> [Work instructions]: Reproduce the complete set of records exactly. No picture is to appear in the copy.

> [Provided entries]:
--- START ---
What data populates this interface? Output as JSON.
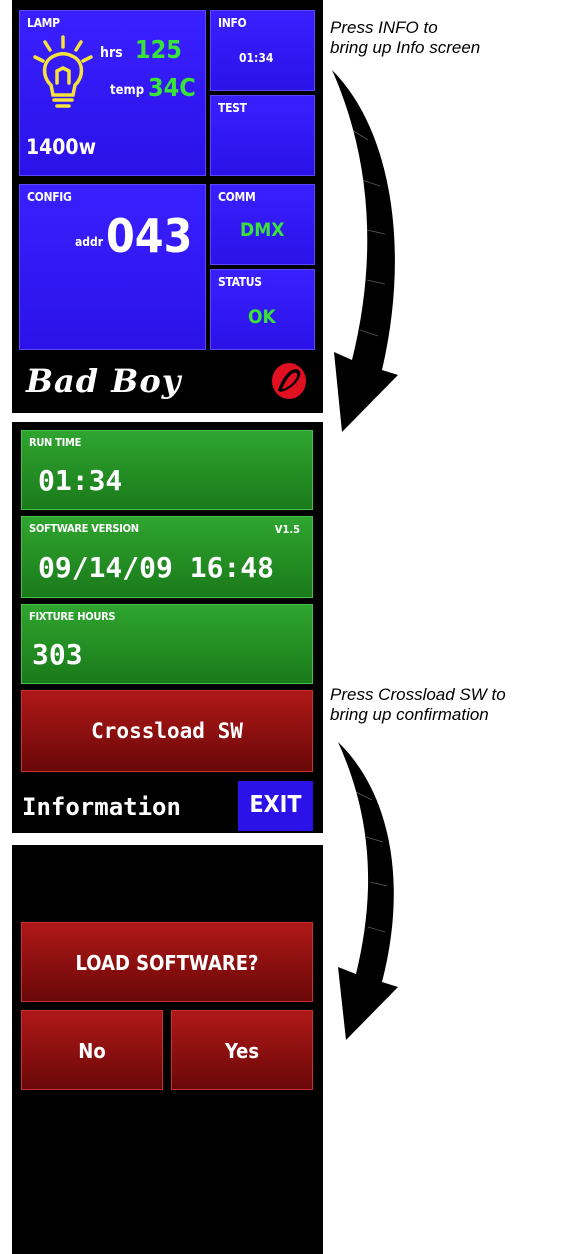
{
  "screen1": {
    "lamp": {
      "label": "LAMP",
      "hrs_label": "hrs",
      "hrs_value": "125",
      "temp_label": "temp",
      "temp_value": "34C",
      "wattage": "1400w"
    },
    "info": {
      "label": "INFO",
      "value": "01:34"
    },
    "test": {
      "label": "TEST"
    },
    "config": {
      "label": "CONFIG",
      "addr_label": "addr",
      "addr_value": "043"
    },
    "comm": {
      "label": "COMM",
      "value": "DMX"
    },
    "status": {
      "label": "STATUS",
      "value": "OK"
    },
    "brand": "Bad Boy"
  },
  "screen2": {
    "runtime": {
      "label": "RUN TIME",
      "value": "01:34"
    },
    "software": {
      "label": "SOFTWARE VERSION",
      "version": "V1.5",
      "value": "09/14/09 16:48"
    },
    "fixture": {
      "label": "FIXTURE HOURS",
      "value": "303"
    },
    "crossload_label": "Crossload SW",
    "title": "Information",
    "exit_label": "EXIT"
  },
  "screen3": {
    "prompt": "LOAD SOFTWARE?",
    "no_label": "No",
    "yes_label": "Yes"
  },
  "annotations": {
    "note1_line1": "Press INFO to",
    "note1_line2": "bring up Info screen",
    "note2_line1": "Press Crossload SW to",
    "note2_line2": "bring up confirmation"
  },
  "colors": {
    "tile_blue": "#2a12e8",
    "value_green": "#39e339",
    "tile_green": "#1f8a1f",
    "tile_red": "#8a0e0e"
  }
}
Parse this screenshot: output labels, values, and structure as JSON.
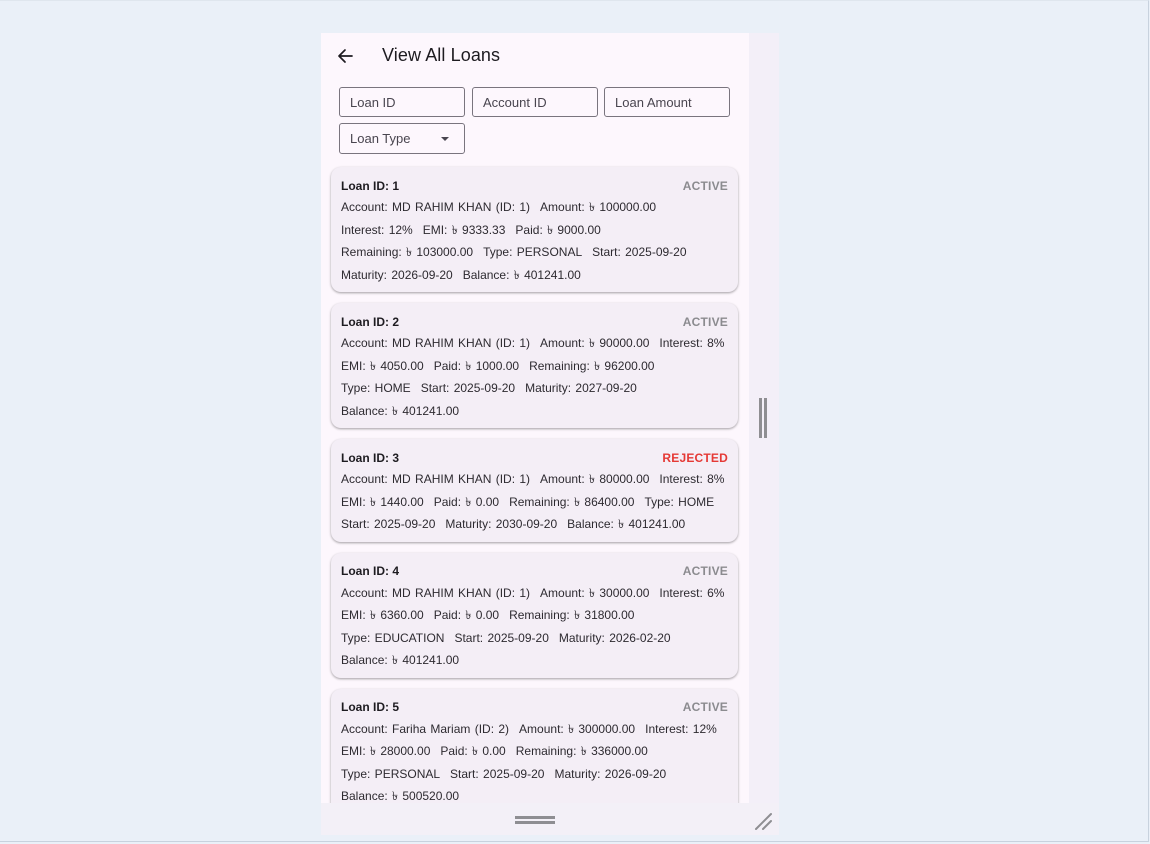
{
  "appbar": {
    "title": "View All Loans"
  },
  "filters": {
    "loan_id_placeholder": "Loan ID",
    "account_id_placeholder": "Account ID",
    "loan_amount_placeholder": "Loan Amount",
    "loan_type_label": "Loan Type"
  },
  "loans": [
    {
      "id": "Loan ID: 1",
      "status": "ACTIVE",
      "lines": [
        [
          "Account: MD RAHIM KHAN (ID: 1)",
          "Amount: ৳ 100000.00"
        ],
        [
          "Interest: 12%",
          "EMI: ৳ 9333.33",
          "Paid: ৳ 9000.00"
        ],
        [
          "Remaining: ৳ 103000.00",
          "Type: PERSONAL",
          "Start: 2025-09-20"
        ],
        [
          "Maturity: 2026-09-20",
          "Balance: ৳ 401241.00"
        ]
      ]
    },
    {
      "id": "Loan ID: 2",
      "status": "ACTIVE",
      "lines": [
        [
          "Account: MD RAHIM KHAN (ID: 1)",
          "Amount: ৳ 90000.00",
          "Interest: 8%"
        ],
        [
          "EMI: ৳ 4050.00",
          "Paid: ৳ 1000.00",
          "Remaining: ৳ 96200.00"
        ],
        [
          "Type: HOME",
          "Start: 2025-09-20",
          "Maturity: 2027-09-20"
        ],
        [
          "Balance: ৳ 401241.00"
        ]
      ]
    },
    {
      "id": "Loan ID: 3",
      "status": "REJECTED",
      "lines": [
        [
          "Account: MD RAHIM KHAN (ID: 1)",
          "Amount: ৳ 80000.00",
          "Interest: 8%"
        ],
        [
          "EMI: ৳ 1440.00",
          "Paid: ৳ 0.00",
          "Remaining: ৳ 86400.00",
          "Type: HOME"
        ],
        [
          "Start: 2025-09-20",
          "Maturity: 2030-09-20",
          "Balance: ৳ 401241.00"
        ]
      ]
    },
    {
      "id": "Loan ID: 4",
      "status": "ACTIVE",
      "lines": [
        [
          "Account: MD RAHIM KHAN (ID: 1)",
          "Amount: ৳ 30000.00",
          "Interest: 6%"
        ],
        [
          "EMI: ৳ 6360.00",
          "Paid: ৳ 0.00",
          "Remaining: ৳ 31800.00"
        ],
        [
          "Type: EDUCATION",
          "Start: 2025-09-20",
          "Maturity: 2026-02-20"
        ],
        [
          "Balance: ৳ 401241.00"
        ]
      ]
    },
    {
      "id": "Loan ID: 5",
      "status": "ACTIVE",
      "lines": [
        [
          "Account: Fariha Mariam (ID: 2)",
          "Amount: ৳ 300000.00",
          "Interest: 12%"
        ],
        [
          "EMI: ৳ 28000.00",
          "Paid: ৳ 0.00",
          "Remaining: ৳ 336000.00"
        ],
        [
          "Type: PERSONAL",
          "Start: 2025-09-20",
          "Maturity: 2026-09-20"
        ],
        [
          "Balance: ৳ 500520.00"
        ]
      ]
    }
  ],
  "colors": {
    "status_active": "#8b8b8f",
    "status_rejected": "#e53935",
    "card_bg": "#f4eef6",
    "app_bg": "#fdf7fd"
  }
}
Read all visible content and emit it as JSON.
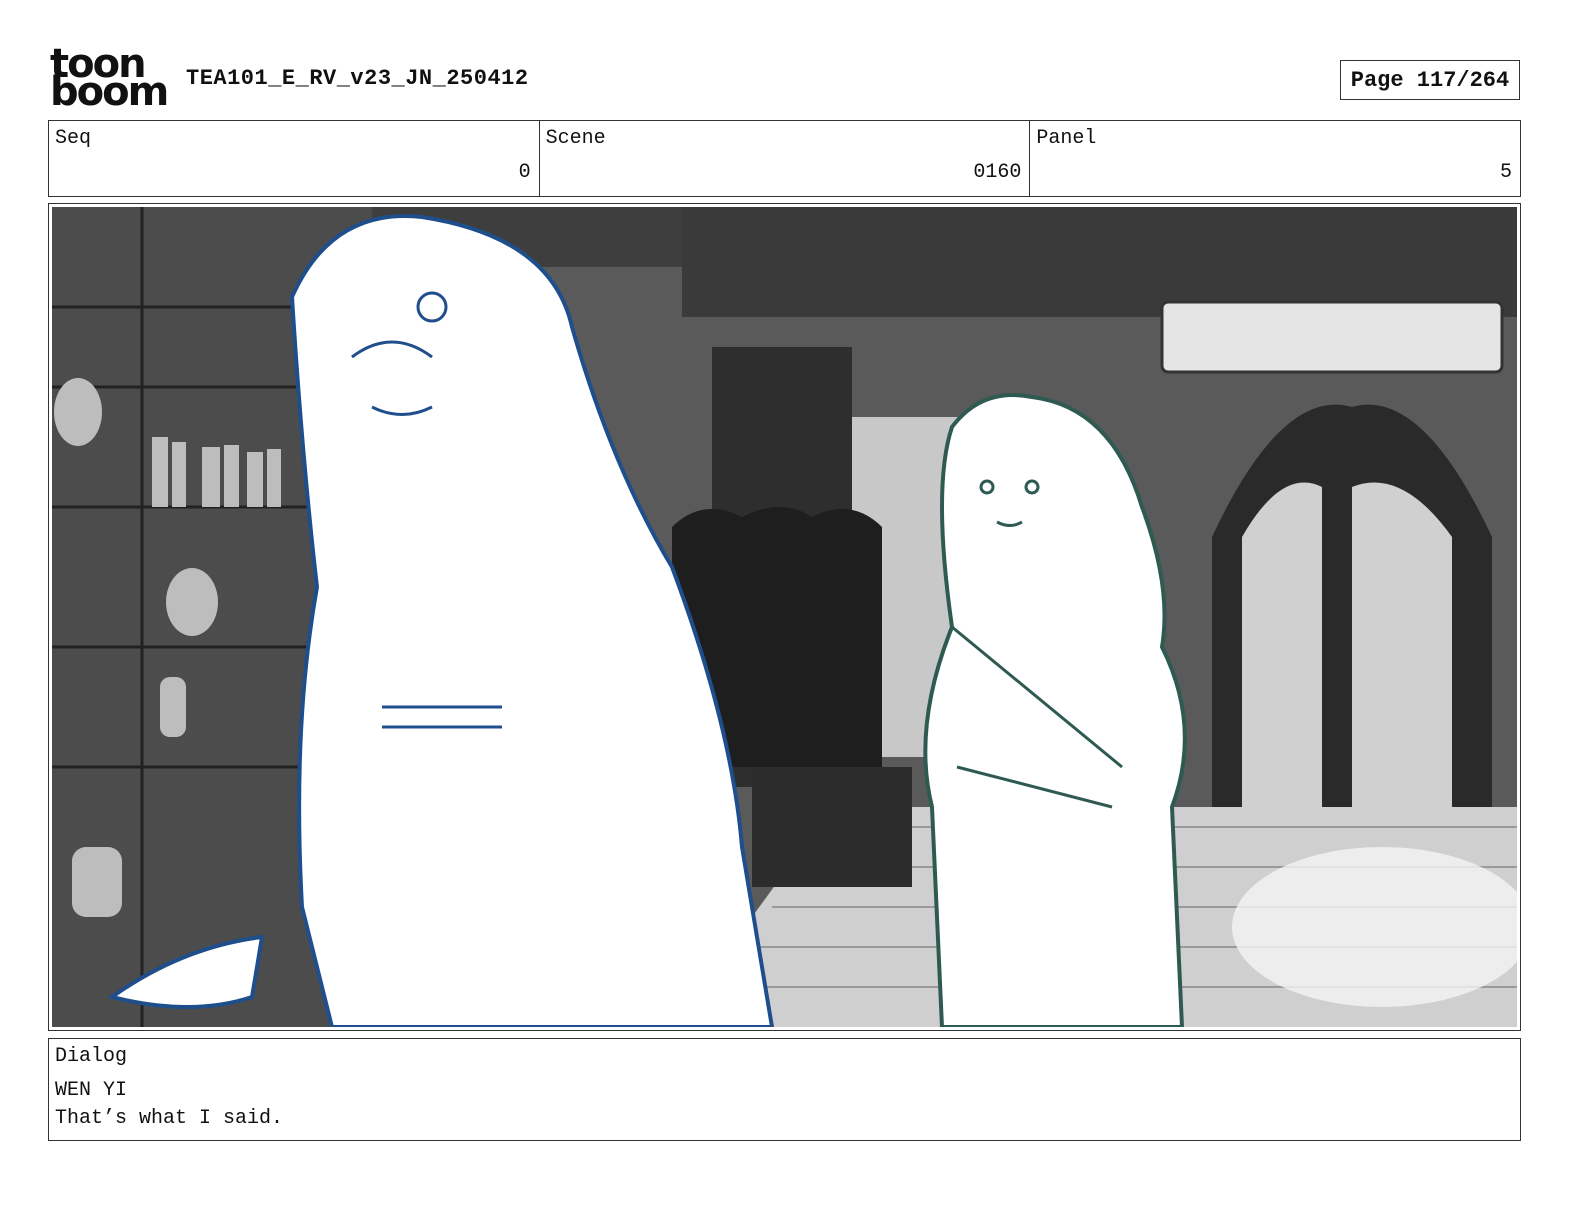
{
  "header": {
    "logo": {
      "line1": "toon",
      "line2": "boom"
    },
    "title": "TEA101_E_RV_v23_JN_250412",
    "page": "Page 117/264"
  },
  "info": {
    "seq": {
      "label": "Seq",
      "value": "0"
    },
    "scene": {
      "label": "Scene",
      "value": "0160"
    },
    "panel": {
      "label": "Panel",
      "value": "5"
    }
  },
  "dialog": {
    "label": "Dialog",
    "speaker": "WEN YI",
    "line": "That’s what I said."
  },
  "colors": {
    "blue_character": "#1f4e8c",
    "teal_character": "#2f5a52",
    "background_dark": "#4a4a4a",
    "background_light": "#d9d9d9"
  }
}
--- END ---
> [Result of this task]:
What data populates this interface? Output as JSON.
{
  "screen1": {
    "lamp": {
      "label": "LAMP",
      "hrs_label": "hrs",
      "hrs_value": "125",
      "temp_label": "temp",
      "temp_value": "34C",
      "wattage": "1400w"
    },
    "info": {
      "label": "INFO",
      "value": "01:34"
    },
    "test": {
      "label": "TEST"
    },
    "config": {
      "label": "CONFIG",
      "addr_label": "addr",
      "addr_value": "043"
    },
    "comm": {
      "label": "COMM",
      "value": "DMX"
    },
    "status": {
      "label": "STATUS",
      "value": "OK"
    },
    "brand": "Bad Boy"
  },
  "screen2": {
    "runtime": {
      "label": "RUN TIME",
      "value": "01:34"
    },
    "software": {
      "label": "SOFTWARE VERSION",
      "version": "V1.5",
      "value": "09/14/09 16:48"
    },
    "fixture": {
      "label": "FIXTURE HOURS",
      "value": "303"
    },
    "crossload_label": "Crossload SW",
    "title": "Information",
    "exit_label": "EXIT"
  },
  "screen3": {
    "prompt": "LOAD SOFTWARE?",
    "no_label": "No",
    "yes_label": "Yes"
  },
  "annotations": {
    "note1_line1": "Press INFO to",
    "note1_line2": "bring up Info screen",
    "note2_line1": "Press Crossload SW to",
    "note2_line2": "bring up confirmation"
  },
  "colors": {
    "tile_blue": "#2a12e8",
    "value_green": "#39e339",
    "tile_green": "#1f8a1f",
    "tile_red": "#8a0e0e"
  }
}
Parse this screenshot: output labels, values, and structure as JSON.
{
  "appbar": {
    "title": "View All Loans"
  },
  "filters": {
    "loan_id_placeholder": "Loan ID",
    "account_id_placeholder": "Account ID",
    "loan_amount_placeholder": "Loan Amount",
    "loan_type_label": "Loan Type"
  },
  "loans": [
    {
      "id": "Loan ID: 1",
      "status": "ACTIVE",
      "lines": [
        [
          "Account: MD RAHIM KHAN (ID: 1)",
          "Amount: ৳ 100000.00"
        ],
        [
          "Interest: 12%",
          "EMI: ৳ 9333.33",
          "Paid: ৳ 9000.00"
        ],
        [
          "Remaining: ৳ 103000.00",
          "Type: PERSONAL",
          "Start: 2025-09-20"
        ],
        [
          "Maturity: 2026-09-20",
          "Balance: ৳ 401241.00"
        ]
      ]
    },
    {
      "id": "Loan ID: 2",
      "status": "ACTIVE",
      "lines": [
        [
          "Account: MD RAHIM KHAN (ID: 1)",
          "Amount: ৳ 90000.00",
          "Interest: 8%"
        ],
        [
          "EMI: ৳ 4050.00",
          "Paid: ৳ 1000.00",
          "Remaining: ৳ 96200.00"
        ],
        [
          "Type: HOME",
          "Start: 2025-09-20",
          "Maturity: 2027-09-20"
        ],
        [
          "Balance: ৳ 401241.00"
        ]
      ]
    },
    {
      "id": "Loan ID: 3",
      "status": "REJECTED",
      "lines": [
        [
          "Account: MD RAHIM KHAN (ID: 1)",
          "Amount: ৳ 80000.00",
          "Interest: 8%"
        ],
        [
          "EMI: ৳ 1440.00",
          "Paid: ৳ 0.00",
          "Remaining: ৳ 86400.00",
          "Type: HOME"
        ],
        [
          "Start: 2025-09-20",
          "Maturity: 2030-09-20",
          "Balance: ৳ 401241.00"
        ]
      ]
    },
    {
      "id": "Loan ID: 4",
      "status": "ACTIVE",
      "lines": [
        [
          "Account: MD RAHIM KHAN (ID: 1)",
          "Amount: ৳ 30000.00",
          "Interest: 6%"
        ],
        [
          "EMI: ৳ 6360.00",
          "Paid: ৳ 0.00",
          "Remaining: ৳ 31800.00"
        ],
        [
          "Type: EDUCATION",
          "Start: 2025-09-20",
          "Maturity: 2026-02-20"
        ],
        [
          "Balance: ৳ 401241.00"
        ]
      ]
    },
    {
      "id": "Loan ID: 5",
      "status": "ACTIVE",
      "lines": [
        [
          "Account: Fariha Mariam (ID: 2)",
          "Amount: ৳ 300000.00",
          "Interest: 12%"
        ],
        [
          "EMI: ৳ 28000.00",
          "Paid: ৳ 0.00",
          "Remaining: ৳ 336000.00"
        ],
        [
          "Type: PERSONAL",
          "Start: 2025-09-20",
          "Maturity: 2026-09-20"
        ],
        [
          "Balance: ৳ 500520.00"
        ]
      ]
    }
  ],
  "colors": {
    "status_active": "#8b8b8f",
    "status_rejected": "#e53935",
    "card_bg": "#f4eef6",
    "app_bg": "#fdf7fd"
  }
}
Read all visible content and emit it as JSON.
{
  "header": {
    "logo": {
      "line1": "toon",
      "line2": "boom"
    },
    "title": "TEA101_E_RV_v23_JN_250412",
    "page": "Page 117/264"
  },
  "info": {
    "seq": {
      "label": "Seq",
      "value": "0"
    },
    "scene": {
      "label": "Scene",
      "value": "0160"
    },
    "panel": {
      "label": "Panel",
      "value": "5"
    }
  },
  "dialog": {
    "label": "Dialog",
    "speaker": "WEN YI",
    "line": "That’s what I said."
  },
  "colors": {
    "blue_character": "#1f4e8c",
    "teal_character": "#2f5a52",
    "background_dark": "#4a4a4a",
    "background_light": "#d9d9d9"
  }
}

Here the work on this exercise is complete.